§ **EXERCISE DETAILS**
Give back all of the data exactly. Leave nothing out.

§ **DATA UNDER STUDY**
**********

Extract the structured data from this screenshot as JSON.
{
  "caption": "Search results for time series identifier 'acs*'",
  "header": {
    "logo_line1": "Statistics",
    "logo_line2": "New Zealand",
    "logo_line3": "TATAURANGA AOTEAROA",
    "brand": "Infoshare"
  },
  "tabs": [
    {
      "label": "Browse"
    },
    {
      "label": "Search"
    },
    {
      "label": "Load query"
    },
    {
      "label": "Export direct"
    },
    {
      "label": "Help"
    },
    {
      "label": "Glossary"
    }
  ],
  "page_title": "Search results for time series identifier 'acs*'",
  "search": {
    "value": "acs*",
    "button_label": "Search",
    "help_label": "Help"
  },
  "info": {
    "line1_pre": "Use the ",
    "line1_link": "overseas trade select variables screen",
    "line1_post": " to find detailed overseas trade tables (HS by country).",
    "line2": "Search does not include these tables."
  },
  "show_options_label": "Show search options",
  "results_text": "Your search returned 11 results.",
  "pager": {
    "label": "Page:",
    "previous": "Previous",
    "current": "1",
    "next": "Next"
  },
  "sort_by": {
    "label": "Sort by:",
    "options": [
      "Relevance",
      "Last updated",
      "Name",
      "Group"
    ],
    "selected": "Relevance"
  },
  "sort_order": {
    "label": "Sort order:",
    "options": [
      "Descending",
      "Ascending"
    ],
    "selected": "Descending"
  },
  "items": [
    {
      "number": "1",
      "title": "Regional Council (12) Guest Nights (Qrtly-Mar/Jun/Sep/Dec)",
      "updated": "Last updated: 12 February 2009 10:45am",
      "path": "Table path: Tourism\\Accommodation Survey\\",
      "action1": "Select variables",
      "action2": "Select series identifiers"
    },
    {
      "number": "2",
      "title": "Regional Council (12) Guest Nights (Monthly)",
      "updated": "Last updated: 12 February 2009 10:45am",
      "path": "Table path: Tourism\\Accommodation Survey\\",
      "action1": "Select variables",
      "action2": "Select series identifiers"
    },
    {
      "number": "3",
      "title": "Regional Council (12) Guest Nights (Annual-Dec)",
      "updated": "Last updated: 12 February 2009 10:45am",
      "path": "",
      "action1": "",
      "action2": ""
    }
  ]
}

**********

§ **ANSWER TO THIS EXERCISE**
Extract the structured data from this screenshot as JSON.
{
  "caption": "Search results for time series identifier 'acs*'",
  "header": {
    "logo_line1": "Statistics",
    "logo_line2": "New Zealand",
    "logo_line3": "TATAURANGA AOTEAROA",
    "brand": "Infoshare"
  },
  "tabs": [
    {
      "label": "Browse"
    },
    {
      "label": "Search"
    },
    {
      "label": "Load query"
    },
    {
      "label": "Export direct"
    },
    {
      "label": "Help"
    },
    {
      "label": "Glossary"
    }
  ],
  "page_title": "Search results for time series identifier 'acs*'",
  "search": {
    "value": "acs*",
    "button_label": "Search",
    "help_label": "Help"
  },
  "info": {
    "line1_pre": "Use the ",
    "line1_link": "overseas trade select variables screen",
    "line1_post": " to find detailed overseas trade tables (HS by country).",
    "line2": "Search does not include these tables."
  },
  "show_options_label": "Show search options",
  "results_text": "Your search returned 11 results.",
  "pager": {
    "label": "Page:",
    "previous": "Previous",
    "current": "1",
    "next": "Next"
  },
  "sort_by": {
    "label": "Sort by:",
    "options": [
      "Relevance",
      "Last updated",
      "Name",
      "Group"
    ],
    "selected": "Relevance"
  },
  "sort_order": {
    "label": "Sort order:",
    "options": [
      "Descending",
      "Ascending"
    ],
    "selected": "Descending"
  },
  "items": [
    {
      "number": "1",
      "title": "Regional Council (12) Guest Nights (Qrtly-Mar/Jun/Sep/Dec)",
      "updated": "Last updated: 12 February 2009 10:45am",
      "path": "Table path: Tourism\\Accommodation Survey\\",
      "action1": "Select variables",
      "action2": "Select series identifiers"
    },
    {
      "number": "2",
      "title": "Regional Council (12) Guest Nights (Monthly)",
      "updated": "Last updated: 12 February 2009 10:45am",
      "path": "Table path: Tourism\\Accommodation Survey\\",
      "action1": "Select variables",
      "action2": "Select series identifiers"
    },
    {
      "number": "3",
      "title": "Regional Council (12) Guest Nights (Annual-Dec)",
      "updated": "Last updated: 12 February 2009 10:45am",
      "path": "",
      "action1": "",
      "action2": ""
    }
  ]
}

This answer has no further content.